The Federal Government will Become America's Model Employer for the 21st Century.
Recruit, Retain and Honor a World-Class Workforce to Serve the American People.
Human Resources and Security Specialists should use this tool to determine the correct investigation level for any covered position within the U.S. Federal Government.
Visit this federal site to search for our regulatory notices, proposed and final rules.
See the latest tweets on our Twitter feed, like our Facebook pages, watch our YouTube videos, and page through our Flickr photos.
The content available is no longer being updated and as a result you may encounter hyperlinks which no longer function. You should also bear in mind that this content may contain text and references which are no longer applicable as a result of changes in law, regulation and/or administration.
OPM Contact: Murray M. Meeker
The claimant, a criminal investigator with [agency] in [state]
claims that he is entitled to 13.25 hours of regular overtime and 1
hour of availability pay for time that he spent traveling to attend
employment-related training. For the reasons discussed herein, the
claim is denied.
The agency reported that as a criminal investigator, the
claimant is required to participate in various types of
employment-related training; that the 36 hour course in question
began in [state] on Monday, May 18, 1997, at 8:00 am; that the
course concluded on Friday, May 22, 1997, at noon; that the
claimant claimed 8 hours of regular overtime for time spent
traveling from [state] to [state] and that the claimant also
claimed 5.25 hours of regular overtime and 1 hour of availability
pay credit for the return trip to [state] on May 23, 1997.

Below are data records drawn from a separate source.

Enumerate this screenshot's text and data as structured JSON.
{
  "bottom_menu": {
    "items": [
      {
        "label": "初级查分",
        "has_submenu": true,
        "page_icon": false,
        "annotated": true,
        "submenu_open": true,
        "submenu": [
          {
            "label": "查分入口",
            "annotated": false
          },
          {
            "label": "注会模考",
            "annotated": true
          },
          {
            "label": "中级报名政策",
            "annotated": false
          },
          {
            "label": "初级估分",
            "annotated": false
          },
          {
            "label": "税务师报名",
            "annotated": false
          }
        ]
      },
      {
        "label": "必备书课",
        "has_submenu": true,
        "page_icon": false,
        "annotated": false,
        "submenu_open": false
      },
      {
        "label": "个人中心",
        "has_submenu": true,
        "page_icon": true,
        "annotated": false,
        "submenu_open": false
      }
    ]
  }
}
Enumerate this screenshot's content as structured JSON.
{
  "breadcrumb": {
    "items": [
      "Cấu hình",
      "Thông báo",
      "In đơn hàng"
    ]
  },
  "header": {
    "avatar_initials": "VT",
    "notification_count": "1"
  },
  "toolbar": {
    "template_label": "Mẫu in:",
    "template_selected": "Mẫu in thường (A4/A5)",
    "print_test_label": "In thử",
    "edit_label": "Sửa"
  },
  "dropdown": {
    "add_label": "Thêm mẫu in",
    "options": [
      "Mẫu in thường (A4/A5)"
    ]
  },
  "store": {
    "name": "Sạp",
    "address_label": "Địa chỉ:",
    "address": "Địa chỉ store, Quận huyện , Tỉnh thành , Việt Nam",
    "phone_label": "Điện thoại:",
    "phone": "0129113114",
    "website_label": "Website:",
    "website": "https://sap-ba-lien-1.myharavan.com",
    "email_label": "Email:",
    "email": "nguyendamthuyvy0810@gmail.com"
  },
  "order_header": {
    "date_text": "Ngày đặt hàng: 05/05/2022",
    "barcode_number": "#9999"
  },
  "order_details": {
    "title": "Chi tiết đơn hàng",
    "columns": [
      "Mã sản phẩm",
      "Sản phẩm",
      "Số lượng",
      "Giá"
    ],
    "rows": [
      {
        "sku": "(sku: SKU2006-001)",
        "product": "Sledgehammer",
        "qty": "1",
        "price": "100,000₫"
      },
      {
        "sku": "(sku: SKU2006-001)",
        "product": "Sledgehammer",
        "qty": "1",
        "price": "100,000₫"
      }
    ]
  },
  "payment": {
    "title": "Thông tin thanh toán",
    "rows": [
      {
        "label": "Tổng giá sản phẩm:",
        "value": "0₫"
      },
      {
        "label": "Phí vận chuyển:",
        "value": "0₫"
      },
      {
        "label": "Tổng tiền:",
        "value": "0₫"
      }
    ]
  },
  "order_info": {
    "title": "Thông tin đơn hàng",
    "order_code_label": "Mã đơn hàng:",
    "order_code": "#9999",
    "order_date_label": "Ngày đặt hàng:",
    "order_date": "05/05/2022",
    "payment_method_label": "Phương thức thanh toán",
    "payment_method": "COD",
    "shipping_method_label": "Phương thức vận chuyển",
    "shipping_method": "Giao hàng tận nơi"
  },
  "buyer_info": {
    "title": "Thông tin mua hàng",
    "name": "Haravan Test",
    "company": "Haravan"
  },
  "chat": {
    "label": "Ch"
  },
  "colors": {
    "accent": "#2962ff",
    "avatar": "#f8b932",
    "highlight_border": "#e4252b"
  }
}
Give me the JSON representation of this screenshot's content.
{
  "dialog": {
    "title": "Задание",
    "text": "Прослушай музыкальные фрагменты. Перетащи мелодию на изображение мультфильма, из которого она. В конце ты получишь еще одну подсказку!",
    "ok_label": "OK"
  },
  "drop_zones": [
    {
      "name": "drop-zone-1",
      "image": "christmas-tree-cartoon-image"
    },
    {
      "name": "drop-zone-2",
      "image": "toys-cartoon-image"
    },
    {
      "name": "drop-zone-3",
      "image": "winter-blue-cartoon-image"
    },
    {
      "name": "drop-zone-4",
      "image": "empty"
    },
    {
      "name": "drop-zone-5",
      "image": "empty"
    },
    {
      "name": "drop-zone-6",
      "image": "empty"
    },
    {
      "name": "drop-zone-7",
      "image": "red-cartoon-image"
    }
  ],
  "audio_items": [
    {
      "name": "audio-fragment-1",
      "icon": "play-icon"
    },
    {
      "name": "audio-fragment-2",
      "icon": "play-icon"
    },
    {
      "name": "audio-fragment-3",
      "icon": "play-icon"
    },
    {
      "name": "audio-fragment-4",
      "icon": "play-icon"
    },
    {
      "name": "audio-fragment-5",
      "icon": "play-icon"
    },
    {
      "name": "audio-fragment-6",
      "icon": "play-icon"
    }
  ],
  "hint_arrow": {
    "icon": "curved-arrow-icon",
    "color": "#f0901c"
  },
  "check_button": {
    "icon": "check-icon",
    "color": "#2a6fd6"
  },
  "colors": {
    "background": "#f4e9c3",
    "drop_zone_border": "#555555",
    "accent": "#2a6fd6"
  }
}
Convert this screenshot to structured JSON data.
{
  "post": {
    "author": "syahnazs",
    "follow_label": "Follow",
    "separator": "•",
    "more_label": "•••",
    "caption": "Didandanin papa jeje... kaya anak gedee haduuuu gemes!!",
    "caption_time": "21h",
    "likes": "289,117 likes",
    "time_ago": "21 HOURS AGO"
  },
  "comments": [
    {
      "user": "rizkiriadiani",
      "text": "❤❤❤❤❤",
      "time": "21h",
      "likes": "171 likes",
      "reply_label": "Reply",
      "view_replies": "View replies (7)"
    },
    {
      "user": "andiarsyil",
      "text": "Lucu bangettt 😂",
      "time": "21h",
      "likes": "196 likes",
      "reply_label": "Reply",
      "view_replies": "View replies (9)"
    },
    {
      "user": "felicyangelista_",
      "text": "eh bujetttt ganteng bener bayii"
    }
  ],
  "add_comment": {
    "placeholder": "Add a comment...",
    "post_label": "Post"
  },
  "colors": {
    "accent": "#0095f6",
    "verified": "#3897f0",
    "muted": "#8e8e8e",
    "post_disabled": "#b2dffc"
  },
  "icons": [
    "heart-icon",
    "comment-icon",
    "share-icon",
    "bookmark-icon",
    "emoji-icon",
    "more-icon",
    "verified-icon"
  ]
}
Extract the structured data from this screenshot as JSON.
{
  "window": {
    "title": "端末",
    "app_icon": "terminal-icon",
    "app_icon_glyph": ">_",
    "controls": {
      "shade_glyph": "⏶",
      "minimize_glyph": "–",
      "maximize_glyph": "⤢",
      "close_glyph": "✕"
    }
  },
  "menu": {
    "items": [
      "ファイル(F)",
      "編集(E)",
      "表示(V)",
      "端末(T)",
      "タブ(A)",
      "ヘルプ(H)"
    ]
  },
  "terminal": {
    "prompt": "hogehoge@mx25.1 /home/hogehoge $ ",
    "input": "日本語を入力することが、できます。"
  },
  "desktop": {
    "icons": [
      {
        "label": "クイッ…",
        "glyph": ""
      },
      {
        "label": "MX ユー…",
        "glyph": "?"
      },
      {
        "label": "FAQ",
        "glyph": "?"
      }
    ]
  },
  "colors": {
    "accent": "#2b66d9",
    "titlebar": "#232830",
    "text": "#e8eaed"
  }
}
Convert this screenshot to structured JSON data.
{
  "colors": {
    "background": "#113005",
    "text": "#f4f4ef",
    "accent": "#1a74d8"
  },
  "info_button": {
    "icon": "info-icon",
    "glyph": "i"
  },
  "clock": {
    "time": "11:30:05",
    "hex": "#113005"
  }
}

The agency reported further that the claimant had specifically
requested that he be authorized to use a government owned vehicle
(GOV) to transport himself to [state], and that while the
claimant's request had been granted, the claimant had been advised
by his supervisor that for time and attendance purposes, the
claimant would not be credited with any excess travel time. More
specifically, the claimant was advised that he would not be
entitled to any availability hours for time spent traveling to
[state] on May 17, 1997, and that for the return trip, the claimant
would only be credited with availability hours for those hours that
would have been necessary for the claimant to fly back to
The claimant attended the training as scheduled. The agency's
approved time and attendance sheets recorded that the claimant
received 40 hours of training. The claimant was credited with 1
hour of availability time for the period on Friday, May 23, 1997,
from 4:30 pm to 5:30 pm, because the claimant would have arrived in
[state] at approximately 5:30 pm if he had traveled by
The claimant asserts that he is entitled to regular overtime
under 5 U.S.C. 5542(d)(1)(B) which provides that any criminal
investigator who is paid availability pay under section 5545a shall
be compensated under section 5542(a) for overtime
work which is scheduled in advance of the administrative
workweek on a day outside the investigator's basic 40 hour
workweek. However, the overtime work that is
compensable as regular overtime under section 5542(d)(1)(B) is only
work that would otherwise qualify as overtime work
under section 5542. See 5 U.S.C. 5545a(c).
In determining entitlement to overtime compensation under title
5, United States Code, time spent in a travel status away from the
employee's official duty station is only considered to be hours of
(A) the time spent is within the days and hours of the regularly
scheduled administrative workweek of the employee, including
regularly scheduled overtime hours; or
(B) the travel (i) involves the performance of work while
traveling, (ii) is incident to travel that involves the performance
of work while traveling, (iii) is carried out under arduous
conditions, or (iv) results from an event which could not be
scheduled or controlled administratively, including travel by an
employee to such an event and the return of such employee from such
event to his or her official-duty station.
5 U.S.C. 5542(b)(2).
None of the statutory exceptions applies to the claimant. The
travel time claimed was not within the days and hours of the
claimant's regularly scheduled administrative workweek and it is
well established that travel time outside of regular duty hours is
not considered hours of employment and is not compensable.
See Barth v. United States, 568 F.2d
1329 (Ct. Cl. 1978), as cited in Department of Labor,
B-193127, May 31, 1979. The claimant's travel did not involve the
performance of work. See John C. Dudkiewicz,
B-226191.2, January 4, 1989; Gerald A. Mendiola, B-210722,
Dec. 27, 1983; and Charles C. Mills, B-198771, Dec. 10,
1980. The claimant's travel was not carried out under arduous
conditions and the travel did not result from an event that could
not be scheduled or controlled administratively. See
Department of Labor, supra (where training is
provided by a Government agency, the training will not be
considered to be administratively uncontrollable).
Thus, the claimant is unable to establish that his travel time
constituted hours of employment under section 5542(b)(2) or that
his travel time constituted overtime work under sections 5542(a)
and 5542(d)(1)(B). Availability pay that is claimed on non-regular
workdays must involve actual work. 5 U.S.C. 5545a(d)(3).
Accordingly, the employee's claim for regular overtime and
availability pay is denied. This settlement is final. No further
administrative review is available within OPM. Nothing in this
settlement limits the employee's right to bring an action in an
appropriate United States Court.